What the exercise asks: Look through the entries below for the string "button", and copy each line where it is found.

Data:
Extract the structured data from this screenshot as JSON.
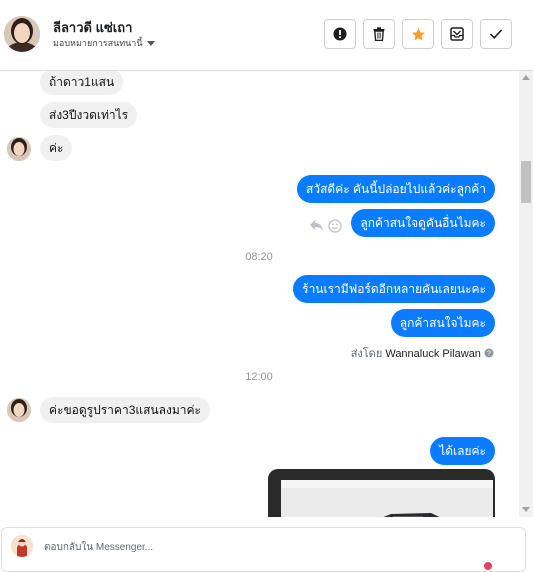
{
  "header": {
    "contact_name": "ลีลาวดี แซ่เถา",
    "assign_label": "มอบหมายการสนทนานี้",
    "actions": [
      {
        "name": "report-button",
        "icon": "exclamation-icon"
      },
      {
        "name": "delete-button",
        "icon": "trash-icon"
      },
      {
        "name": "star-button",
        "icon": "star-icon",
        "color": "#f7a12c"
      },
      {
        "name": "archive-button",
        "icon": "archive-icon"
      },
      {
        "name": "done-button",
        "icon": "check-icon"
      }
    ]
  },
  "messages": {
    "in_1": "ถ้าดาว1แสน",
    "in_2": "ส่ง3ปีงวดเท่าไร",
    "in_3": "ค่ะ",
    "out_1": "สวัสดีค่ะ คันนี้ปล่อยไปแล้วค่ะลูกค้า",
    "out_2": "ลูกค้าสนใจดูคันอื่นไมคะ",
    "time_1": "08:20",
    "out_3": "ร้านเรามีฟอร์ดอีกหลายคันเลยนะคะ",
    "out_4": "ลูกค้าสนใจไมคะ",
    "sent_by_prefix": "ส่งโดย",
    "sent_by_name": "Wannaluck Pilawan",
    "time_2": "12:00",
    "in_4": "ค่ะขอดูรูปราคา3แสนลงมาค่ะ",
    "out_5": "ได้เลยค่ะ"
  },
  "composer": {
    "placeholder": "ตอบกลับใน Messenger..."
  },
  "colors": {
    "outgoing_bubble": "#0a7cff",
    "incoming_bubble": "#f0f0f0",
    "star_accent": "#f7a12c"
  }
}
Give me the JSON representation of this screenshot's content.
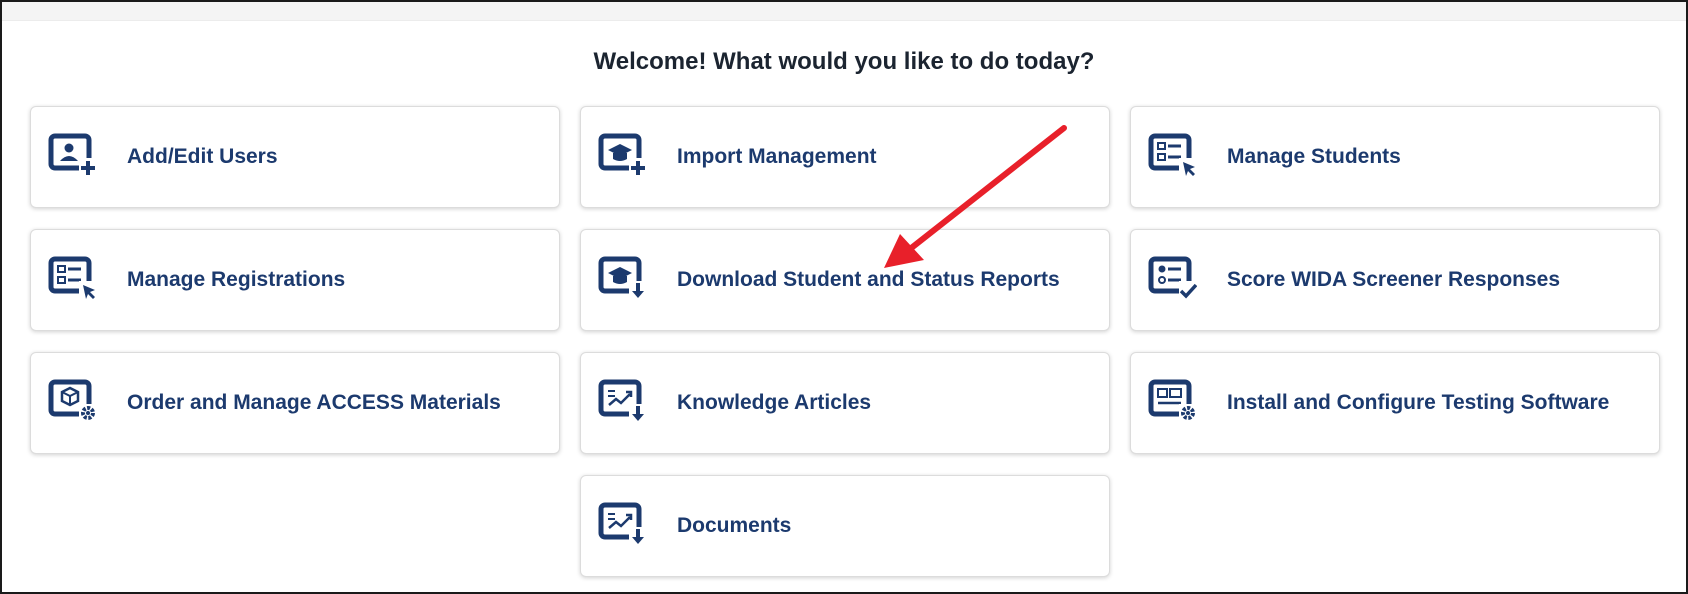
{
  "page": {
    "title": "Welcome! What would you like to do today?"
  },
  "tiles": [
    {
      "label": "Add/Edit Users",
      "icon": "user-add-icon"
    },
    {
      "label": "Import Management",
      "icon": "graduation-cap-add-icon"
    },
    {
      "label": "Manage Students",
      "icon": "list-cursor-icon"
    },
    {
      "label": "Manage Registrations",
      "icon": "list-cursor-icon"
    },
    {
      "label": "Download Student and Status Reports",
      "icon": "graduation-cap-download-icon"
    },
    {
      "label": "Score WIDA Screener Responses",
      "icon": "checklist-check-icon"
    },
    {
      "label": "Order and Manage ACCESS Materials",
      "icon": "box-gear-icon"
    },
    {
      "label": "Knowledge Articles",
      "icon": "chart-download-icon"
    },
    {
      "label": "Install and Configure Testing Software",
      "icon": "layout-gear-icon"
    },
    {
      "label": "Documents",
      "icon": "chart-download-icon"
    }
  ],
  "colors": {
    "icon": "#1c3a6e",
    "label": "#1c3a6e",
    "title": "#1b2430",
    "annotation_arrow": "#e8202a"
  }
}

Output below:
        "name": "report-button",
        "name": "delete-button",
        "name": "star-button",
        "name": "archive-button",
        "name": "done-button",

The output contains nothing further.